Following a quick dinner of bratwurst, I cap my day with a bit of Iranian horror with Under the Shadow, which proves every bit terrifying as advertised. A clever mix of history and folklore, this unassuming frightener delivers the fear and dread of war-torn Tehran in the 1980s, with supernatural twist that will keep you up at night.
The Sunday church bells are pealing in concert with weather has been nearly perfect for the last few days. Some of the streetcars on my route are offline, due to a running race that winds through the storefronts and cafes.
The highlights of the afternoon are a pair of roundtable interviews with Oliver Stone and Shailene Woodley, who speak at length about the production of Snowden. Both conversations are alive with political energy and focus on the importance of speaking truth to power.
Today’s favorite cinema find is the documentary Dancer, a seething profile of Ukrainian ballet phenom Sergei Polunin. Crackling with raw energy and spectacular dance scenes, this film successfully captures the agony and ecstasy of a gifted but troubled dancer. Also of note is National Bird, an unsettling documentary that profiles former military drone pilots and their misgivings about remotely controlled warfare.
My afternoon is booked with interviews and a screening, so what better way to ease into the day than with a morning cruise around Lake Zurich? As the boat takes its tour around the north side of the lake, I finally start to see the scope of this city. Surrounding neighborhoods cascade down gentle sloping hills to meet the water, where garden parks and boat docks prevail. In the distance, the ZFF Pavilion of Reflections and its floating cinema settle in the mist. Zurich is a truly beautiful place.

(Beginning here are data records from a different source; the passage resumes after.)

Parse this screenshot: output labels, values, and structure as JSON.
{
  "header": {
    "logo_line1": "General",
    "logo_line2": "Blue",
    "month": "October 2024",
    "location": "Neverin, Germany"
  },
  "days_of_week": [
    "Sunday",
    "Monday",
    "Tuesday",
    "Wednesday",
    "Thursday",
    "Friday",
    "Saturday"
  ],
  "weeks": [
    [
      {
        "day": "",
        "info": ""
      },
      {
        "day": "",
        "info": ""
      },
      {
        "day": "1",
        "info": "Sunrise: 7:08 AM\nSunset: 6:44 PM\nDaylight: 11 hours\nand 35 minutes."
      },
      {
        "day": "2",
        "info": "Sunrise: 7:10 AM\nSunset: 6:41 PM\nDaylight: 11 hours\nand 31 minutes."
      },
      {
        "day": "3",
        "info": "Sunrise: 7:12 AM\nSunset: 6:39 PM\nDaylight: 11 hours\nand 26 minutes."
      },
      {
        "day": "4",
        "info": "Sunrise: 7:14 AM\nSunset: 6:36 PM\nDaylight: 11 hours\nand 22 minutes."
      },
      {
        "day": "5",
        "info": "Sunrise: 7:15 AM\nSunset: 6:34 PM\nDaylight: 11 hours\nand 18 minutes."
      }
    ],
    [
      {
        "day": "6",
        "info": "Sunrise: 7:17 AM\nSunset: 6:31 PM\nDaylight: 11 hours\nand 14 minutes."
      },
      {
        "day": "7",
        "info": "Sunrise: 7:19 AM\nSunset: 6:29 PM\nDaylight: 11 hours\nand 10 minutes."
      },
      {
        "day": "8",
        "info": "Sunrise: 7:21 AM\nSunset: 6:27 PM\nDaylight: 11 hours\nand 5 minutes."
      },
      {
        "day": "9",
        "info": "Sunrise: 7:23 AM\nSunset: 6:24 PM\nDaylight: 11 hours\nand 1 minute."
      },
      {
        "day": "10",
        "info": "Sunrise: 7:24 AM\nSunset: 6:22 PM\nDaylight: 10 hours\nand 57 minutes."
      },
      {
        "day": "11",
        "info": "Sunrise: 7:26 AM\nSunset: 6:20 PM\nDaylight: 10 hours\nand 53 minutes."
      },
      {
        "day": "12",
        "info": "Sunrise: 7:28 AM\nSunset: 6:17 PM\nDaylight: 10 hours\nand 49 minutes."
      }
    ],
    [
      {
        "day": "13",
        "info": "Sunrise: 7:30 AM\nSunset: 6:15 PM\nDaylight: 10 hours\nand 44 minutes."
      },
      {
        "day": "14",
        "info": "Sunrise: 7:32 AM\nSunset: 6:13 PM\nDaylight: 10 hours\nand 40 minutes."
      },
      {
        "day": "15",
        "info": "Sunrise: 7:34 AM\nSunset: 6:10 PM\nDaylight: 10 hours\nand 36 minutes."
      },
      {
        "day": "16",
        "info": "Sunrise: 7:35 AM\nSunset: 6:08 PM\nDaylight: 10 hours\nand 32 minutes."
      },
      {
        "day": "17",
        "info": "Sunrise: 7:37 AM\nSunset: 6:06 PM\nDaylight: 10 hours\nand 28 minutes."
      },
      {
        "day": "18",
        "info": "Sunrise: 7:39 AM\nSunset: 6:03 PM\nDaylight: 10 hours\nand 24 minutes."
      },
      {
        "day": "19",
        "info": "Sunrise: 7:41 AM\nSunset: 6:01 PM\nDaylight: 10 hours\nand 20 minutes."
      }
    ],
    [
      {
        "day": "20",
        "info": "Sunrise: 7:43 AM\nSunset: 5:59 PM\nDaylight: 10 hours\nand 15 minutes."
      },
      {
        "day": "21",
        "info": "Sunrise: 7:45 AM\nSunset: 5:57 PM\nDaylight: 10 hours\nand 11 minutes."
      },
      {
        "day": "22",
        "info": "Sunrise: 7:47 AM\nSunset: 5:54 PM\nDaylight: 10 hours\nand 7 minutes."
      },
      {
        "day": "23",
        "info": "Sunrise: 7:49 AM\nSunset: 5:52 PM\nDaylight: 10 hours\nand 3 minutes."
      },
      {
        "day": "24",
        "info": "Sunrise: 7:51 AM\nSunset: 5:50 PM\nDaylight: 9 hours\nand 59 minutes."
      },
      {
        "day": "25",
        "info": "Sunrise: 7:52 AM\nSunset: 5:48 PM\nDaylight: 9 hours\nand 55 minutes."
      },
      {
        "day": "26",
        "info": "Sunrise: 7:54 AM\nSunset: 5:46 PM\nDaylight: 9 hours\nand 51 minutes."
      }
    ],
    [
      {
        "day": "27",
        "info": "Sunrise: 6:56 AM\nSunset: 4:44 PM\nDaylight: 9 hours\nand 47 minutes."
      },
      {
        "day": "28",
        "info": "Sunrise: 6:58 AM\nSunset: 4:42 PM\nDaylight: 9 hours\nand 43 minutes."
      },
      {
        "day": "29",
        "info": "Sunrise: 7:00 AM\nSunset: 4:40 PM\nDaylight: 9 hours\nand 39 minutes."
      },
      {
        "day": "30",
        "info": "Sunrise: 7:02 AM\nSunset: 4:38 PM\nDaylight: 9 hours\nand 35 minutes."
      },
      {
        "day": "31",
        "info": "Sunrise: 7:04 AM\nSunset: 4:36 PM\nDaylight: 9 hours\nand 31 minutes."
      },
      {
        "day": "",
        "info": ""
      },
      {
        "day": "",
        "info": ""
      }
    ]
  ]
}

Returning to Pier 3 and the festival, I make my way through the winding streets toward a small hotel for conversations with Ewan McGregor and Jennifer Connelly in support of their latest effort, American Pastoral. McGregor discusses the challenges of being a first-time director and his drive to bring Philip Roth’s epic American novel to screen. Connelly relates on the differences between her role as a concerned onscreen mother and her own experience with her family.
Winding down my last day, ZFF has saved some of the best for last with Two Lottery Tickets, a wry Romanian comedy about a trio of friends awkwardly searching for a winning lottery ticket lost in a robbery. The sold-out audience is in stitches for much of the time (to the apparent relief of director Paul Negoescu and his team, who are in attendance), and the ZFF jury agree—by awarding the film a special mention in the International Feature Competition.
All in all, the 12th annual Zurich Film Festival was a rousing success, and its estimated 90,000 attendees can most likely attest to that. Sporting a vibrant selection of international cinema in a beautiful cosmopolitan city, this festival continues to impress and make its mark on the global film festival scene. MM
The Zurich Film Festival ran September 22 – October 2, 2016. Visit the festival’s website here.